I don't know much about these people beyond twirling around, with, and among them for an hour once a week or so. Softhands could be a right bastard; Paul the Pillock could be a saint. I have made assumptions and judgments based on these assumptions.

I'm not alone. Others have done the same to me, particularly after I moved to the UK. I became The American, with all the connotations -- negative and positive -- that might have. I am also Blonde. I am also a Stay-At-Home Mother. Put all those together, and you might have a very negative view of me indeed.

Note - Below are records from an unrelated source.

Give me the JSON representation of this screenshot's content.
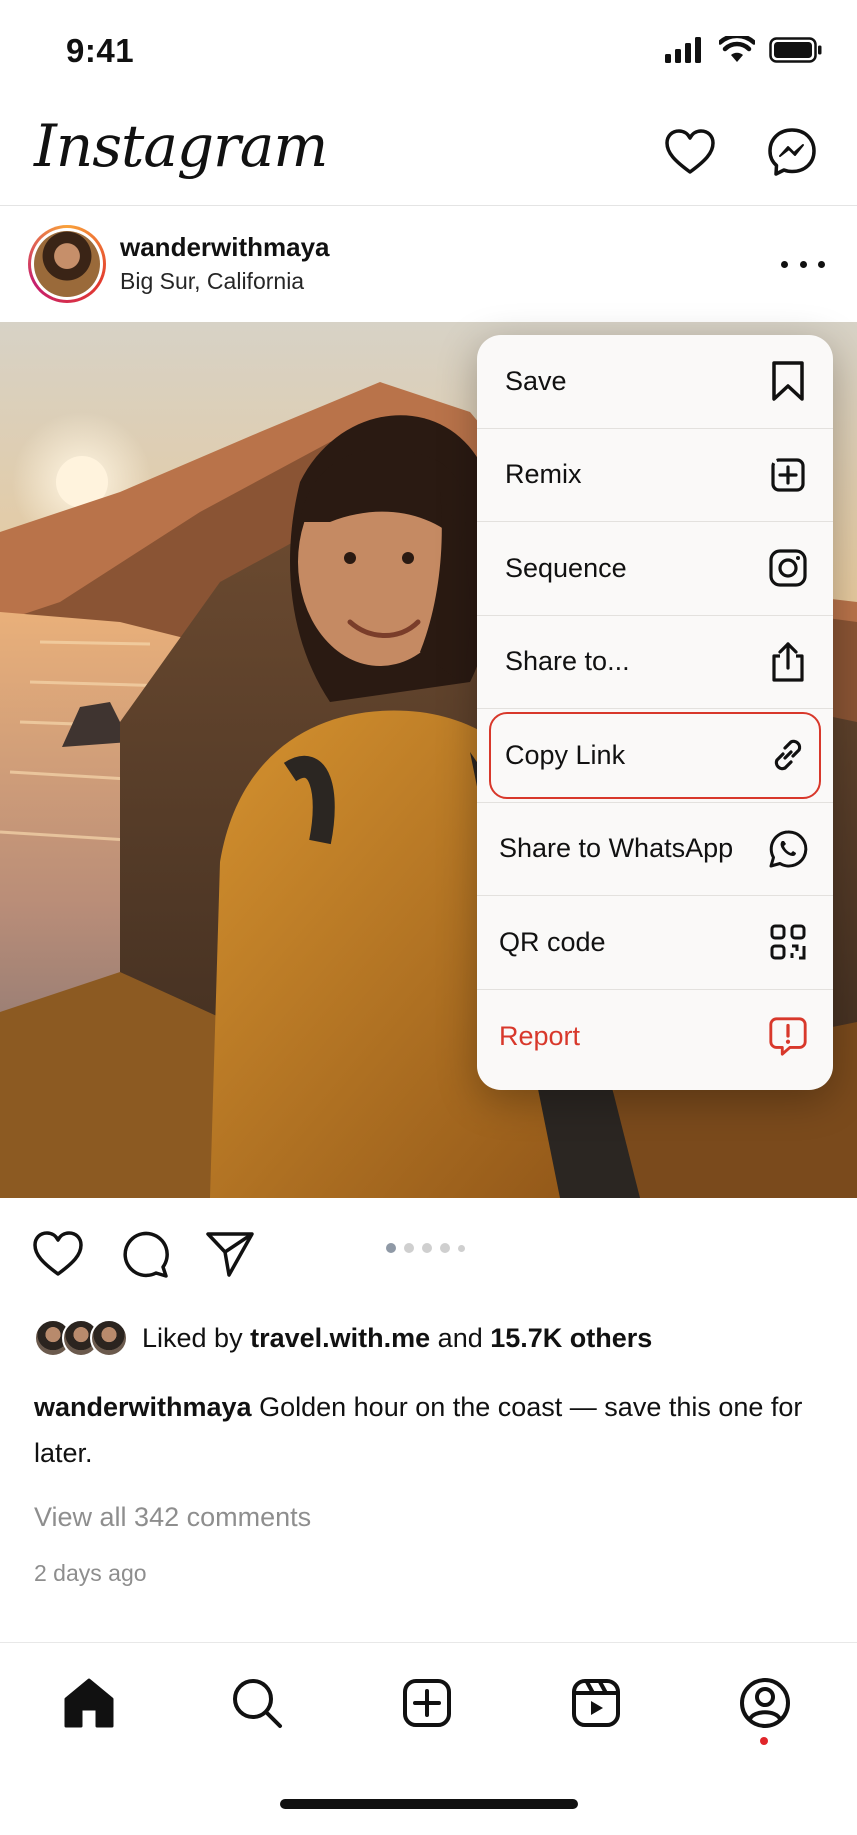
{
  "status_bar": {
    "time": "9:41"
  },
  "header": {
    "logo": "Instagram",
    "icons": [
      "heart-icon",
      "messenger-icon"
    ]
  },
  "post": {
    "username": "wanderwithmaya",
    "location": "Big Sur, California",
    "more_icon": "more-horizontal-icon"
  },
  "menu": {
    "items": [
      {
        "label": "Save",
        "icon": "bookmark-icon"
      },
      {
        "label": "Remix",
        "icon": "remix-icon"
      },
      {
        "label": "Sequence",
        "icon": "sequence-icon"
      },
      {
        "label": "Share to...",
        "icon": "share-icon"
      },
      {
        "label": "Copy Link",
        "icon": "link-icon",
        "highlighted": true
      },
      {
        "label": "Share to WhatsApp",
        "icon": "whatsapp-icon"
      },
      {
        "label": "QR code",
        "icon": "qr-code-icon"
      },
      {
        "label": "Report",
        "icon": "report-icon",
        "danger": true
      }
    ],
    "danger_color": "#d8382b"
  },
  "actions": {
    "icons": [
      "heart-icon",
      "comment-icon",
      "send-icon"
    ],
    "carousel_count": 5,
    "carousel_active_index": 0
  },
  "likes": {
    "prefix": "Liked by",
    "user": "travel.with.me",
    "conjunction": "and",
    "others": "15.7K others"
  },
  "caption": {
    "username": "wanderwithmaya",
    "text": "Golden hour on the coast — save this one for later."
  },
  "comments": {
    "link": "View all 342 comments"
  },
  "timestamp": "2 days ago",
  "tab_bar": {
    "tabs": [
      "home-icon",
      "search-icon",
      "create-icon",
      "reels-icon",
      "profile-icon"
    ],
    "active": "home",
    "notification_color": "#e0262a"
  }
}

Even people who have known me for quite a few years can't seem to get beyond these labels. Such as -- dare I mention their name -- the Frenemies. Yes, I should dump them, but it's difficult because our kids are friends and I actually like two out of the five couples. One couple I'm neutral about, and two I can't stand. Anyway, we were having dinner at the home of one of the couples I like on Saturday. Frenemy's husband and the fat, balding know-it-all wanker of a husband of another one were talking about George Chakiris, he of West Side Story fame. I piped up that he had been in White Christmas. Frenemy's husband and Fat Wanker scoffed at me. They fancy themselves Trivia Kings because they've actually been on TV quiz shows. But I know my White Christmas and I held my ground. Fat Wanker said he couldn't possibly have been because White Christmas came out in the 40s. No, I replied, it came out in 1954 or 1956 (you can tell from the clothes and hairstyles). Fat Wanker and I made a £10 wager. Fat Wanker's wife looked it up on her Blackberry on the internet. Guess who won? Guess who didn't get her £10?

They made assumptions and judgments about me and were wrong. In that case, at least.

It's occurred to me that this has happened to Barack Obama his whole life. Assumptions have been made about the color of his skin, his name, his parentage, where he's lived. And yet look at what a cool person he is. No chips on his shoulders.

We label people because that makes it easier to categorize them in our brains. And we humans generally like to categorize. It helps us cope with the unknown, probably a throwback to Neanderthal Man. But we must remember to look outside the assumptions and judgments. These can be wrong. Just ask Fat Wanker.